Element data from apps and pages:
^^^^^^^^
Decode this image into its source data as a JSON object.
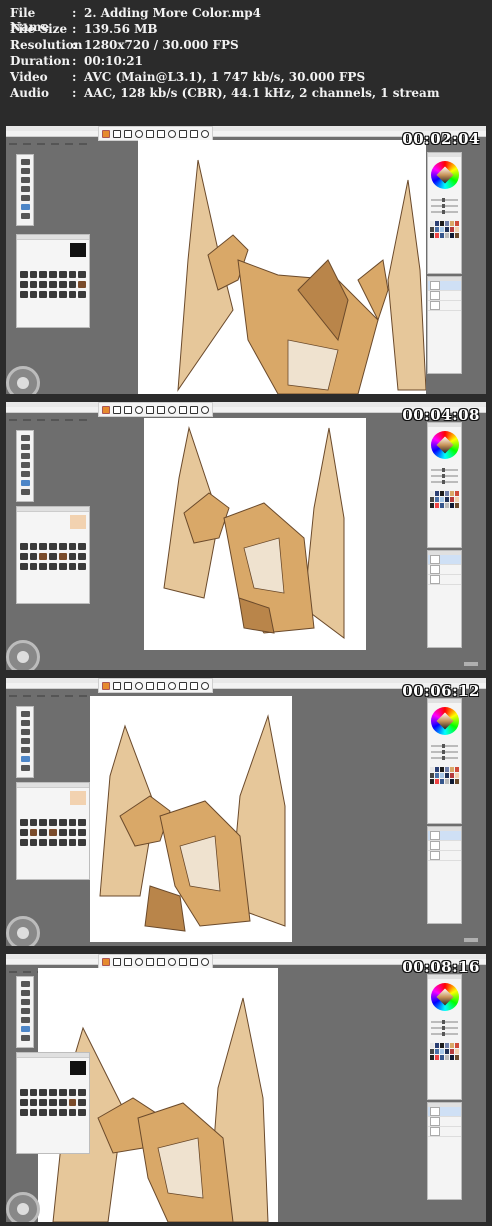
{
  "info": {
    "file_name": {
      "key": "File Name",
      "sep": ":",
      "value": "2. Adding More Color.mp4"
    },
    "file_size": {
      "key": "File Size",
      "sep": ":",
      "value": "139.56 MB"
    },
    "resolution": {
      "key": "Resolution",
      "sep": ":",
      "value": "1280x720 / 30.000 FPS"
    },
    "duration": {
      "key": "Duration",
      "sep": ":",
      "value": "00:10:21"
    },
    "video": {
      "key": "Video",
      "sep": ":",
      "value": "AVC (Main@L3.1), 1 747 kb/s, 30.000 FPS"
    },
    "audio": {
      "key": "Audio",
      "sep": ":",
      "value": "AAC, 128 kb/s (CBR), 44.1 kHz, 2 channels, 1 stream"
    }
  },
  "frames": [
    {
      "timestamp": "00:02:04"
    },
    {
      "timestamp": "00:04:08"
    },
    {
      "timestamp": "00:06:12"
    },
    {
      "timestamp": "00:08:16"
    }
  ],
  "colors": {
    "background": "#2b2b2b",
    "workspace": "#6e6e6e",
    "dragon_fill": "#d9a868",
    "dragon_shadow": "#b9854a",
    "dragon_outline": "#6b4a2b"
  },
  "icons": [
    "toolbar-icons",
    "color-wheel",
    "brush-icons",
    "layer-thumbnails",
    "lagoon-puck-icon"
  ]
}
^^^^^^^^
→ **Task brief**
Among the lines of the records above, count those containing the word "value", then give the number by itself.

→ **Output for this task**
6